The 1980s would see Friends become the premier voice of protection for the full 156-mile Chicago River system. Victories included passage of the Riverfront Protection Ordinance. Our successful fight against a heliport at Wolf Point with Openlands, securing federal funding to clean up the North Branch, becoming an independent 501(c)3, and hiring our first executive director, Beth White, reflected our growing influence. We had some fun as well—developing public programs that would educate and engage the public through rowing races, walking tours, and “guerilla” canoeing long before there were any public boat docks.

Three months into 1990 Friends helped Mayor Richard M. Daley unveil a best practices document we co-authored for river-edge development, Chicago River Urban Design Guidelines: Downtown Section. The first of what would become Chicago River Day, a now-annual litter removal and land restoration event that draws thousands of volunteers to more than 70 locations across the region, was in 1992. Our Chicago River Schools Network was formed and now reaches 17,000 students a year using the waterway to teach about history, water quality and wildlife. We also completed river projects in suburban North Chicago, Lake Forest, and Glenview. 

The 1990s were capped by the city’s release of the Chicago River Corridor Development Plan which outlined specific recommendations for public and private land use to enhance the river’s natural areas— an evolution of the first River Protection Ordinance, co-authored with Jane Byrne and passed by the City Council back in 1983.

Into the 21st century Friends has continued to advance our cause. We fought for dam removal and more public access. With our allies at the Environmental Law & Policy Center, Illinois Chapter of the Sierra Club, Natural Resources Defense Council  and Openlands we put a spotlight on water quality protections that provide for safe recreation and our burgeoning wildlife population, and that more accurately reflect the river’s blossoming health and future. We would win on all counts.

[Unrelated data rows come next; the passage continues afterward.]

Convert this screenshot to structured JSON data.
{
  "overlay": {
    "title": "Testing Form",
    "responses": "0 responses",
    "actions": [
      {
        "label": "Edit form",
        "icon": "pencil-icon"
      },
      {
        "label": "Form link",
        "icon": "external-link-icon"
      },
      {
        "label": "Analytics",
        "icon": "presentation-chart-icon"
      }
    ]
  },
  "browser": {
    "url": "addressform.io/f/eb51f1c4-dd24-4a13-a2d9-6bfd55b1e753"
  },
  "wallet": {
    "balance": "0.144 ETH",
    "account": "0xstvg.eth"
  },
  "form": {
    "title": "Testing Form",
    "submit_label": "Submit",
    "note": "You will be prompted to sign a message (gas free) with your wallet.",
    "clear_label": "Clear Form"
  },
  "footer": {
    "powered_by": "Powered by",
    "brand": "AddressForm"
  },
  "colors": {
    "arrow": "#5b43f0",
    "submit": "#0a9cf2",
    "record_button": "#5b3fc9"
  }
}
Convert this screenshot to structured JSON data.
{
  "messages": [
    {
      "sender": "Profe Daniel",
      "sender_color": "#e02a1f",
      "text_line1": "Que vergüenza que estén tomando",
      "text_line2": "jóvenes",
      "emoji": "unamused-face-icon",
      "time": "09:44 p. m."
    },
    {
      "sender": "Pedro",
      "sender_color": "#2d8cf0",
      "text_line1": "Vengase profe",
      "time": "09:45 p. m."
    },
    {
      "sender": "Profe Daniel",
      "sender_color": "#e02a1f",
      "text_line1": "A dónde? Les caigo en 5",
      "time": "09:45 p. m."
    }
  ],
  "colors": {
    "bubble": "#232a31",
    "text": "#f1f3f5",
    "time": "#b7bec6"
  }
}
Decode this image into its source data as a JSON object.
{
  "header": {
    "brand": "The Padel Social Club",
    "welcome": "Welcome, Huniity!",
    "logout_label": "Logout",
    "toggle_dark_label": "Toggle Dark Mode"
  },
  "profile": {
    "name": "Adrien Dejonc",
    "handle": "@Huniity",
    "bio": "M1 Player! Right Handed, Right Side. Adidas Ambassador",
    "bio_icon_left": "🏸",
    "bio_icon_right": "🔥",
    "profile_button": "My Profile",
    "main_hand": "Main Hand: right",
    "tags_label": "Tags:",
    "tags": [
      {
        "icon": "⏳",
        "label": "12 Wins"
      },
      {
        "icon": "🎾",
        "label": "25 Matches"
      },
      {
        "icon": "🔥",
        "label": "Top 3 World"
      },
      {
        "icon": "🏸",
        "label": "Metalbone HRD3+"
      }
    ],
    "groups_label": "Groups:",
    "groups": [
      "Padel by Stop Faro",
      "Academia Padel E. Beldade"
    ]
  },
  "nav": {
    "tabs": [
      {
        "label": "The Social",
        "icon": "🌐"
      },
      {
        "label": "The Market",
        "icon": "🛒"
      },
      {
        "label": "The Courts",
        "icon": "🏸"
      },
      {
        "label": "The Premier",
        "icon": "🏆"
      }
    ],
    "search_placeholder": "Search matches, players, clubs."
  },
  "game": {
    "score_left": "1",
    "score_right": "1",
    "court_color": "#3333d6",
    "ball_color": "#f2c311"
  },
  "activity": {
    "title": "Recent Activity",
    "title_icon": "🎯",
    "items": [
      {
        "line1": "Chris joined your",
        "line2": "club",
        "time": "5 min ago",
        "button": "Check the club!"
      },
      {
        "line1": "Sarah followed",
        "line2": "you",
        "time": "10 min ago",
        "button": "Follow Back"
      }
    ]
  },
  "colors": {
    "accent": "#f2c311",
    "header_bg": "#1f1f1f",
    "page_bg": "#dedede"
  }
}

For the fish, we built a hotel. For turtles, we cleared nesting land. For bats and ospreys, we installed places to call home. And for the people, we opened a museum that teaches about the Chicago River system’s past, present and future and how we can make it even better.

Today, because of our efforts, everybody wants to be a friend of the river—to live by it; to play in, on, and around it; to show it off to the world. But this river still needs protecting and we must still work together to guarantee access, foster environmentally sound development, and, sometimes, as with our legal action against the Chicago Trump International Hotel & Tower, keep it from being abused.

As a writer for over 50 years, Cassidy figures he has probably penned somewhere between three and four million words: “You write stuff and you go on to the next thing,” he says. His article “Our Friendless River” was something different: “Nothing I’ve ever written has had this kind of impact,” he said.

He laid the foundation and we ran with it. Friends has been bringing the river to life for 40 years.